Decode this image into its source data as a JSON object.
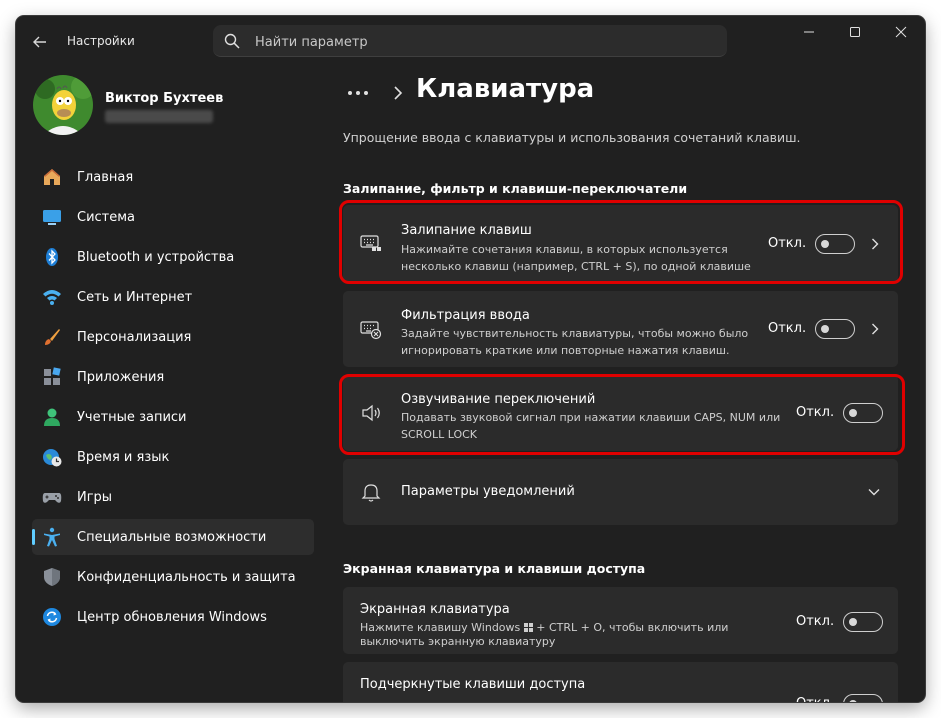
{
  "app": {
    "title": "Настройки",
    "search_placeholder": "Найти параметр"
  },
  "user": {
    "name": "Виктор Бухтеев"
  },
  "nav": [
    {
      "label": "Главная",
      "icon": "home-icon"
    },
    {
      "label": "Система",
      "icon": "system-icon"
    },
    {
      "label": "Bluetooth и устройства",
      "icon": "bluetooth-icon"
    },
    {
      "label": "Сеть и Интернет",
      "icon": "wifi-icon"
    },
    {
      "label": "Персонализация",
      "icon": "brush-icon"
    },
    {
      "label": "Приложения",
      "icon": "apps-icon"
    },
    {
      "label": "Учетные записи",
      "icon": "account-icon"
    },
    {
      "label": "Время и язык",
      "icon": "globe-clock-icon"
    },
    {
      "label": "Игры",
      "icon": "gamepad-icon"
    },
    {
      "label": "Специальные возможности",
      "icon": "accessibility-icon",
      "active": true
    },
    {
      "label": "Конфиденциальность и защита",
      "icon": "shield-icon"
    },
    {
      "label": "Центр обновления Windows",
      "icon": "update-icon"
    }
  ],
  "page": {
    "title": "Клавиатура",
    "subtitle": "Упрощение ввода с клавиатуры и использования сочетаний клавиш."
  },
  "sections": {
    "filter_title": "Залипание, фильтр и клавиши-переключатели",
    "onscreen_title": "Экранная клавиатура и клавиши доступа"
  },
  "cards": {
    "sticky": {
      "title": "Залипание клавиш",
      "desc1": "Нажимайте сочетания клавиш, в которых используется",
      "desc2": "несколько клавиш (например, CTRL + S), по одной клавише",
      "state": "Откл."
    },
    "filter": {
      "title": "Фильтрация ввода",
      "desc1": "Задайте чувствительность клавиатуры, чтобы можно было",
      "desc2": "игнорировать краткие или повторные нажатия клавиш.",
      "state": "Откл."
    },
    "toggle_keys": {
      "title": "Озвучивание переключений",
      "desc1": "Подавать звуковой сигнал при нажатии клавиши CAPS, NUM или",
      "desc2": "SCROLL LOCK",
      "state": "Откл."
    },
    "notify": {
      "title": "Параметры уведомлений"
    },
    "osk": {
      "title": "Экранная клавиатура",
      "desc1a": "Нажмите клавишу Windows",
      "desc1b": "+ CTRL + O, чтобы включить или",
      "desc2": "выключить экранную клавиатуру",
      "state": "Откл."
    },
    "underline": {
      "title": "Подчеркнутые клавиши доступа",
      "state": "Откл."
    }
  },
  "colors": {
    "window_bg": "#202020",
    "card_bg": "#2b2b2b",
    "accent": "#60cdff",
    "highlight": "#e00000"
  }
}
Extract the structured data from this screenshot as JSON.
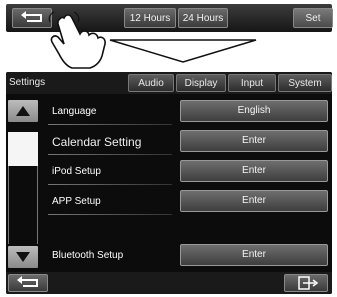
{
  "top_bar": {
    "back_icon": "return-arrow-icon",
    "buttons": [
      "12 Hours",
      "24 Hours",
      "Set"
    ]
  },
  "tabs": [
    "Settings",
    "Audio",
    "Display",
    "Input",
    "System"
  ],
  "rows": [
    {
      "label": "Language",
      "value": "English"
    },
    {
      "label": "Calendar Setting",
      "value": "Enter"
    },
    {
      "label": "iPod Setup",
      "value": "Enter"
    },
    {
      "label": "APP Setup",
      "value": "Enter"
    },
    {
      "label": "Bluetooth Setup",
      "value": "Enter"
    }
  ],
  "bottom_bar": {
    "back_icon": "return-arrow-icon",
    "exit_icon": "exit-icon"
  },
  "colors": {
    "panel_bg": "#0c0c0c",
    "button_gradient_top": "#6e6e6e",
    "button_gradient_bottom": "#3e3e3e",
    "text": "#ffffff"
  }
}
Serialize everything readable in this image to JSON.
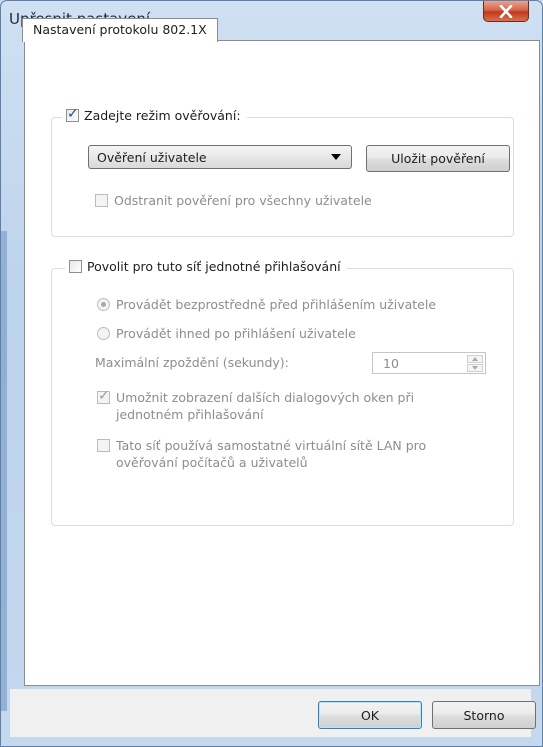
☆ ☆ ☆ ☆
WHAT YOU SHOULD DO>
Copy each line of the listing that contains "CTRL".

TASK RESULT>
      "desc2": "несколько клавиш (например, CTRL + S), по одной клавише",
      "desc1b": "+ CTRL + O, чтобы включить или",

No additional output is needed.